The largest number of Mexican Americans in the United States are concentrated in southern California and Texas, with another sizable population in New York City. As one of the largest cities in the United States, Chicago historically has also attracted immigrants from around the world, including those from Mexico. Cisneros and her mother were born in the United States, as are many of the characters in The House on Mango Street, though they retain strong ties with their Mexican heritage and are integrated into the Mexican American communities throughout the country. In different parts of the country, these groups are referred to as “Mexican American,” “Mexicanos,” “Chicanos,” and sometimes by the more general terms “Hispanics” or “Latinos,” which describes collectively people from those cultures colonized by Spain from the fifteenth century to the present, including Cuba, Puerto Rico, Mexico, and many other countries. The population of Hispanics in the United States continues to swell, and by some estimates, they will make up about thirteen percent of the nation’s population by the early years of the twenty-first century.
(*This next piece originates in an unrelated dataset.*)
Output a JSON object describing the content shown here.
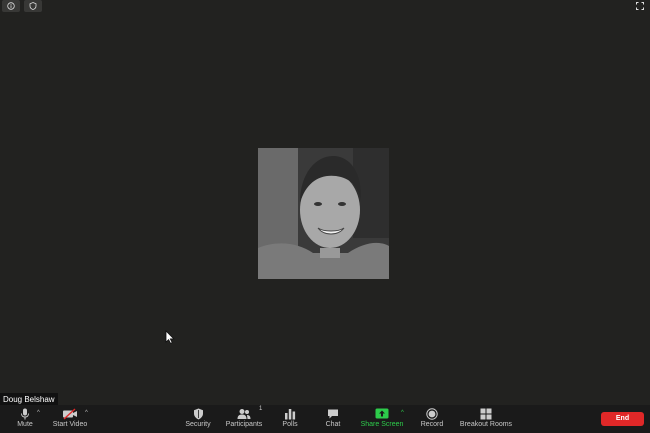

Historically, Mexican American men and women have suffered negative stereotyping and prejudices that prevented them from securing desirable jobs and being upwardly mobile within the society. Therefore, many remain concentrated in low-income neighborhoods like the one portrayed in The House on Mango Street. Poverty is a reality faced by many Mexican American populations living in the United States. In The House on Mango Street, the theme of poverty pervades the stories. In “Alicia Who Sees Mice,” for example, the mice are a symbol of poverty. Alicia, who stays up late studying because she “doesn’t want to spend her whole life in a factory or behind a rolling pin,” sees the mice scurrying around after dark, a symbol of her circumstances in the neighborhood. In The House on Mango Street, the source of Esperanza’s embarrassment about her house and her circumstances derives from the poverty that many Mexican Americans face. In “Bums in the Attic,” the economic disparity between “people who live on hills” and those who live in the barrio is clear.
The role of women within the history of the Hispanic community is significant. Although in The House on Mango Street and other works by Cisneros, some Mexican American women are portrayed as trapped within a cycle of socialization, Cisneros noted in a 1992 interview in Interviews with Writers of the Post-Colonial World, “I have to say that the traditional role is kind of a myth. The traditional Mexican woman is a fierce woman. There’s a lot of victimization but we are also fierce. We are very fierce.”
Cisneros says she was influenced by American and British writers throughout high school, and she remembers reading works such as Lewis Carroll’s Alice’s Adventures in Wonderland. But only when she was introduced to the Chicago writing scene in college and graduate school did Cisneros come in contact with Chicano writers. Later, Chicano writers like Gary Soto, Lorna Dee Cervantes, and Alberto Rios were also among her circle of colleagues. Today, Sandra Cisneros stands foremost among Chicana writers who emerged in the 1980s, including Ana Castillo, Denise Chavez, and Gloria Anzaldua.